Try it: Only the lines containing the string "face" are needed; copy all of them from the listing.

Recorded data:
::::::::::
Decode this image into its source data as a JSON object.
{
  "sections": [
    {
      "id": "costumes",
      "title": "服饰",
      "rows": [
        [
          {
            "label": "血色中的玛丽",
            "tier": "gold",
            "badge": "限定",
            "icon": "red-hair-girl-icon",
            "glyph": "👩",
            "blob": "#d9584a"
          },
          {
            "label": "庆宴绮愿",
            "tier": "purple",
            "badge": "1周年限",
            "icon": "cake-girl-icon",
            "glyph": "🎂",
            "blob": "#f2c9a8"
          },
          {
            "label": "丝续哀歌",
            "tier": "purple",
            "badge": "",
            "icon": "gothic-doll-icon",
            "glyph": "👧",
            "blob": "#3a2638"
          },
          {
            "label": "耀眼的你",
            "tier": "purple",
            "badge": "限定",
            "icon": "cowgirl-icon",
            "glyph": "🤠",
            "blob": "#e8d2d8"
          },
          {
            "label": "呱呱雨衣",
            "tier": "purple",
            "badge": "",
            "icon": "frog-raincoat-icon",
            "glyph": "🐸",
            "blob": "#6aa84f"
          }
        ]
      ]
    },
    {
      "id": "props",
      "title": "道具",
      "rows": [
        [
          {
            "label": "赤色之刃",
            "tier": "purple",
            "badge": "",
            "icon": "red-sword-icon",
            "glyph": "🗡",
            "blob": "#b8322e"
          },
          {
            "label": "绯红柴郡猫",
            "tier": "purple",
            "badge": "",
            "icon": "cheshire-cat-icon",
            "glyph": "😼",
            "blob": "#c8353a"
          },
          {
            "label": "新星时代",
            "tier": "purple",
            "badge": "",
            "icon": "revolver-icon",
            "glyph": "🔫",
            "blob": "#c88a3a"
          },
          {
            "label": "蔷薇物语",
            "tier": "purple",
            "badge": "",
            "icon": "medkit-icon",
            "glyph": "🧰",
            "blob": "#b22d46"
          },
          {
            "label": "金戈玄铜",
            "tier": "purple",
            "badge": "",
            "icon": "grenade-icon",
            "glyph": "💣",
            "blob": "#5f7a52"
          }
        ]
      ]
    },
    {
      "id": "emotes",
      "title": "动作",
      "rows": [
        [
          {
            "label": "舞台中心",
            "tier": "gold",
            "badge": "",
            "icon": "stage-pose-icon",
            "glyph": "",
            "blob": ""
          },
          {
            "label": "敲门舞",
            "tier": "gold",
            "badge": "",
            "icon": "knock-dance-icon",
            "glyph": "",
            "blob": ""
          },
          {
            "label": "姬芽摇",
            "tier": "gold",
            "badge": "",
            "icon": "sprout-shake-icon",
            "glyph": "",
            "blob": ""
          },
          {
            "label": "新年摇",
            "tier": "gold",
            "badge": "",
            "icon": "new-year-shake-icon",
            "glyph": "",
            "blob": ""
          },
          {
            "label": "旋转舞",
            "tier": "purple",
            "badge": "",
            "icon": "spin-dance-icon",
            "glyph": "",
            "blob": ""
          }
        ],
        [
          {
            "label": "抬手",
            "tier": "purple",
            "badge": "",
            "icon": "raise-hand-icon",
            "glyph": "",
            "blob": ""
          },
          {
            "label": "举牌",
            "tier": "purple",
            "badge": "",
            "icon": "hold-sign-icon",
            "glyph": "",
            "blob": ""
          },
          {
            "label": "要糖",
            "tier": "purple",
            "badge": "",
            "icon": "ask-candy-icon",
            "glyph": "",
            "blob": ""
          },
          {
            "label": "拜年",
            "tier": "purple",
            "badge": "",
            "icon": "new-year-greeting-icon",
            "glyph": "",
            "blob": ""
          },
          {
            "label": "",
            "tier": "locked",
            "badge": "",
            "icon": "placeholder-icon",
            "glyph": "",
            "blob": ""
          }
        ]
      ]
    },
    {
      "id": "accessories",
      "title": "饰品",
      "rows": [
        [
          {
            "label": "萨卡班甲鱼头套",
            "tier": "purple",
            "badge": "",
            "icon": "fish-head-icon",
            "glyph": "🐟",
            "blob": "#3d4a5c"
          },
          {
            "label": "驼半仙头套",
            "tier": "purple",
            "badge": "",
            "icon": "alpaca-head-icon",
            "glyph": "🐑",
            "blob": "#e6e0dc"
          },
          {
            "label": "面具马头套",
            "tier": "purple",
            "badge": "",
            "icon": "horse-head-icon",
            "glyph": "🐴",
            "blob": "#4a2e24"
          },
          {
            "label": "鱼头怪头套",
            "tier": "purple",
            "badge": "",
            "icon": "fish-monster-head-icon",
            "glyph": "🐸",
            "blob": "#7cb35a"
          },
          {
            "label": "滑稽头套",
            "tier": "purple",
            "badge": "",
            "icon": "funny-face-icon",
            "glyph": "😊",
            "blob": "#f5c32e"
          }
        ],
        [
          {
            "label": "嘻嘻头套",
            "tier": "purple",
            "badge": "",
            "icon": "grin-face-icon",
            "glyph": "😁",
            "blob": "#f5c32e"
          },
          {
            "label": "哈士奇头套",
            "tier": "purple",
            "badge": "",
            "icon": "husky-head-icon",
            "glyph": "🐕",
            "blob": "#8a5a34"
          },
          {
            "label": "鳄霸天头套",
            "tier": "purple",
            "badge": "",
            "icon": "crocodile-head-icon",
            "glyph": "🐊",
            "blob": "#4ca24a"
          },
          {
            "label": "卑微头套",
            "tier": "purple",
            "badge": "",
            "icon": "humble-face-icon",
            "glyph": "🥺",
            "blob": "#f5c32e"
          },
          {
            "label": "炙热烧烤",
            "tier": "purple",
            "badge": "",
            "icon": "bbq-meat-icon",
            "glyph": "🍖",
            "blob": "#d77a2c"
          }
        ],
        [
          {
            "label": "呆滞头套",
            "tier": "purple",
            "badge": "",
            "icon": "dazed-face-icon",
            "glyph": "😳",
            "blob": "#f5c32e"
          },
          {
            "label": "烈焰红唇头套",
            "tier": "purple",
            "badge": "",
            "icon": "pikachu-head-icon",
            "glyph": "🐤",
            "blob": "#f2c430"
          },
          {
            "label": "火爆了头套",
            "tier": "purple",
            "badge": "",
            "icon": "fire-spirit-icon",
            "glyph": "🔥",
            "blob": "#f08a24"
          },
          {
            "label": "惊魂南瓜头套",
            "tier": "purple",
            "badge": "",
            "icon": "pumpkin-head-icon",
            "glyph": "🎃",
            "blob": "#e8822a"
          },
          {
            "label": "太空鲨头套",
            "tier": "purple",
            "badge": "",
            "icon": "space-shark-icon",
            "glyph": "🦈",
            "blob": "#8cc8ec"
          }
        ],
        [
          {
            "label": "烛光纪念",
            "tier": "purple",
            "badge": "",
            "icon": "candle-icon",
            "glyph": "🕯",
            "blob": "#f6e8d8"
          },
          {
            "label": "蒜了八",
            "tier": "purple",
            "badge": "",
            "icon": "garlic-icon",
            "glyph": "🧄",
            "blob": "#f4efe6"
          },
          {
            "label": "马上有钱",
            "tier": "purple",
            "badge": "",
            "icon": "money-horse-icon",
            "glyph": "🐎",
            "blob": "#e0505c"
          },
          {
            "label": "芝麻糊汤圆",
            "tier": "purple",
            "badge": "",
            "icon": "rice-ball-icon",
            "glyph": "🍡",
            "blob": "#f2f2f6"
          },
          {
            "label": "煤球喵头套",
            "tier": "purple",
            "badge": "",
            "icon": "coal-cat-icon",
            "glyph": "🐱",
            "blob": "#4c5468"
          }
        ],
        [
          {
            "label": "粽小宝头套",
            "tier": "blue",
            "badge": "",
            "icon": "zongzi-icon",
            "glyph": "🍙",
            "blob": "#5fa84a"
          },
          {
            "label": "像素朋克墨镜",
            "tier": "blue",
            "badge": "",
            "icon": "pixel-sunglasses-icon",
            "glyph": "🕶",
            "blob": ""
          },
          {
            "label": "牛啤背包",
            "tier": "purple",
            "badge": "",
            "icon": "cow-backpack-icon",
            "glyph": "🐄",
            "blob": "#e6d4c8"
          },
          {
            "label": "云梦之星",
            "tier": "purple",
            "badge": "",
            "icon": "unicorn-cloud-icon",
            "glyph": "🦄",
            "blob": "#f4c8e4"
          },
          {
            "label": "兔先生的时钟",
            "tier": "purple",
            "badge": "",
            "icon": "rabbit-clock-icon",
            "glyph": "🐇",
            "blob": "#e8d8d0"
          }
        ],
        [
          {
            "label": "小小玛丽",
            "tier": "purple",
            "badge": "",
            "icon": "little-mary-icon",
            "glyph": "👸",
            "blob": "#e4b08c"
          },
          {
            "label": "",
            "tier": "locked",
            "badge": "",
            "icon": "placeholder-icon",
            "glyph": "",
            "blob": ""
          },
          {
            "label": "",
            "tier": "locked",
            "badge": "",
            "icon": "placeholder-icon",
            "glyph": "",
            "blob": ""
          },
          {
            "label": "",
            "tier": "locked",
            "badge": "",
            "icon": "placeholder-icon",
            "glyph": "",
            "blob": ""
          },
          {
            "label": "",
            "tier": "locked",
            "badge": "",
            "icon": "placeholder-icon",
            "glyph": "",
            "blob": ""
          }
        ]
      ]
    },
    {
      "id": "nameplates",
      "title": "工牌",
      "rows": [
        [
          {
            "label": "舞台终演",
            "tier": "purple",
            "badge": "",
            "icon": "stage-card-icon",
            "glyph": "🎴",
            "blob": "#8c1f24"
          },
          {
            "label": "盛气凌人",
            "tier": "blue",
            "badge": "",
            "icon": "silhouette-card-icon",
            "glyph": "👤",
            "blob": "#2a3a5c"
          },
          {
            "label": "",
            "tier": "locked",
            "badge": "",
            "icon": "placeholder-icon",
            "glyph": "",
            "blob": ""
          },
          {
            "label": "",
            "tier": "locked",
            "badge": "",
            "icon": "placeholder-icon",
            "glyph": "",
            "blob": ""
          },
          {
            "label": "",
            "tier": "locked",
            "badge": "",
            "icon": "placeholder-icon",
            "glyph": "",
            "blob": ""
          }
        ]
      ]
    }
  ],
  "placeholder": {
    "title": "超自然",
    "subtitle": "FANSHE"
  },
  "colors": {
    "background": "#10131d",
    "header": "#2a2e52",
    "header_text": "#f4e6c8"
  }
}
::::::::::
Task response:
            "icon": "funny-face-icon",
            "icon": "grin-face-icon",
            "icon": "humble-face-icon",
            "icon": "dazed-face-icon",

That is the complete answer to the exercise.